Three Tennessee counties have been quarantined for Emerald Ash Borer (EAB) after detection of the forest-devastating insect, bringing the total number of Tennessee counties under a state and federal EAB quarantine to 62. Cheatham, Giles, and Maury counties have been added to the list of areas restricted for the movement of firewood, ash nursery stock, ash timber, and other material that can spread EAB. The tree-killing beetle was recently found in these three counties through the United States Department of Agriculture’s EAB detection program.
North Dakota Department of Agriculture.
Illinois Department of Public Health. Environmental Health.
University of Tennessee Extension.
See also: Entomology and Plant Pathology - Publications and Multimedia Catalog for more resources

University of Illinois Extension.

North Dakota State University Agriculture and University Extension.
Illinois Department of Agriculture. Bureau of Environmental Programs. Division of Natural Resources.

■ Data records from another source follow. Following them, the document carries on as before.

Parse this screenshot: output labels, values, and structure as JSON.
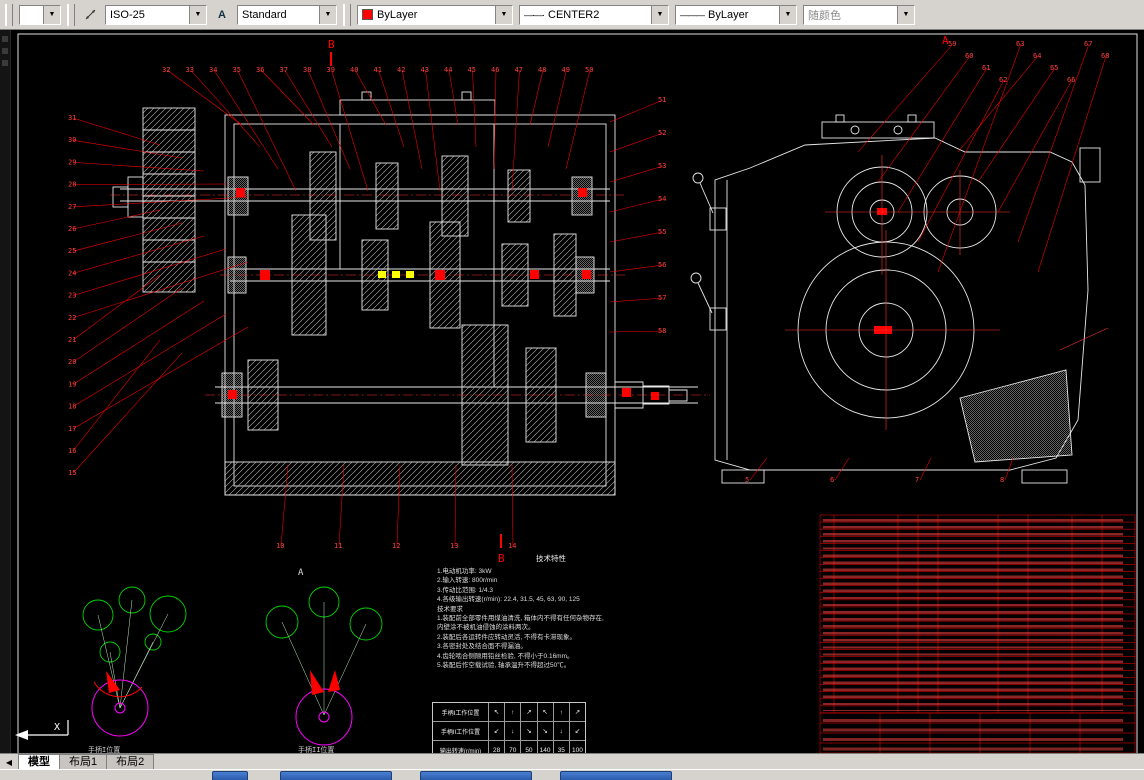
{
  "toolbar": {
    "mini_combo_value": "",
    "dim_style": "ISO-25",
    "text_style": "Standard",
    "color": "ByLayer",
    "linetype": "CENTER2",
    "linetype_glyph": "—·—·",
    "lineweight": "ByLayer",
    "lineweight_glyph": "———",
    "plot_style": "随颜色",
    "combo_arrow": "▼"
  },
  "drawing": {
    "section_labels": {
      "top_b": "B",
      "bottom_b": "B",
      "right_a": "A",
      "diagram_a": "A"
    },
    "ucs_x": "X",
    "diagram_captions": [
      "手柄I位置",
      "手柄II位置"
    ],
    "balloons": {
      "left": [
        "31",
        "30",
        "29",
        "28",
        "27",
        "26",
        "25",
        "24",
        "23",
        "22",
        "21",
        "20",
        "19",
        "18",
        "17",
        "16",
        "15"
      ],
      "top": [
        "32",
        "33",
        "34",
        "35",
        "36",
        "37",
        "38",
        "39",
        "40",
        "41",
        "42",
        "43",
        "44",
        "45",
        "46",
        "47",
        "48",
        "49",
        "50"
      ],
      "mid": [
        "51",
        "52",
        "53",
        "54",
        "55",
        "56",
        "57",
        "58"
      ],
      "right_top": [
        "59",
        "60",
        "61",
        "62",
        "63",
        "64",
        "65",
        "66",
        "67",
        "68"
      ],
      "bottom": [
        "10",
        "11",
        "12",
        "13",
        "14"
      ],
      "right_bottom": [
        "5",
        "6",
        "7",
        "8"
      ]
    },
    "notes": {
      "title": "技术特性",
      "lines": [
        "1.电动机功率: 3kW",
        "2.输入转速: 800r/min",
        "3.传动比范围: 1/4.3",
        "4.各级输出转速(r/min): 22.4, 31.5, 45, 63, 90, 125",
        "技术要求",
        "1.装配前全部零件用煤油清洗, 箱体内不得有任何杂物存在,",
        "  内壁涂不被机油侵蚀的涂料两次。",
        "2.装配后各运转件应转动灵活, 不得有卡滞现象。",
        "3.各密封处及结合面不得漏油。",
        "4.齿轮啮合侧隙用铅丝检验, 不得小于0.16mm。",
        "5.装配后作空载试验, 轴承温升不得超过50℃。"
      ]
    },
    "speed_table": {
      "row_labels": [
        "手柄I工作位置",
        "手柄II工作位置",
        "输出转速(r/min)"
      ],
      "symbols_row1": [
        "↖",
        "↑",
        "↗",
        "↖",
        "↑",
        "↗"
      ],
      "symbols_row2": [
        "↙",
        "↓",
        "↘",
        "↘",
        "↓",
        "↙"
      ],
      "speeds": [
        "28",
        "70",
        "50",
        "140",
        "35",
        "100"
      ]
    }
  },
  "tabs": {
    "nav": "◀",
    "items": [
      "模型",
      "布局1",
      "布局2"
    ]
  }
}
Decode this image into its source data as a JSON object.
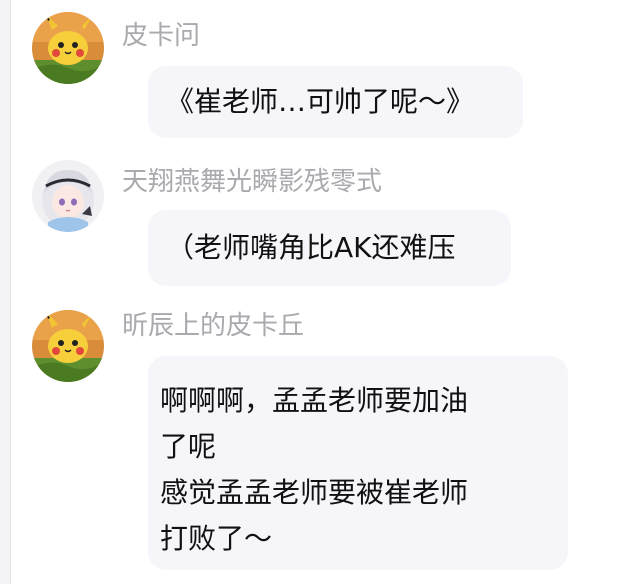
{
  "messages": [
    {
      "sender": "皮卡问",
      "avatar_icon": "pikachu-avatar",
      "lines": [
        "《崔老师…可帅了呢～》"
      ]
    },
    {
      "sender": "天翔燕舞光瞬影残零式",
      "avatar_icon": "anime-girl-avatar",
      "lines": [
        "（老师嘴角比AK还难压"
      ]
    },
    {
      "sender": "昕辰上的皮卡丘",
      "avatar_icon": "pikachu-avatar",
      "lines": [
        "啊啊啊，孟孟老师要加油",
        "了呢",
        "感觉孟孟老师要被崔老师",
        "打败了～"
      ]
    }
  ],
  "colors": {
    "bubble_bg": "#f6f6fa",
    "sender_text": "#a9a9ae",
    "message_text": "#111111"
  }
}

Native to Asia, the Emerald Ash Borer is an exotic beetle that was unknown in North America until June 2002 when it was discovered as the cause for the decline of many ash trees in southeast Michigan and neighboring Windsor, Ontario, Canada. It has since been found in several states from the east coast spanning across the midwest and in June 2006, we discovered that it had taken up residence in Illinois.
University of Tennessee. Institute of Agriculture.
Tennessee Wildlife Resources Agency.
Illinois Department of Agriculture.
Morton Arboretum (Illinois).
Morton Arboretum (Illinois).
Morton Arboretum (Illinois).
University of Illinois. Extension.
North Dakota State University. Extension Service.
Publication W1132
Tennessee Department of Agriculture.
University of Tennessee Extension.
Tennessee State Government.
USDA. Natural Resources Conservation Service.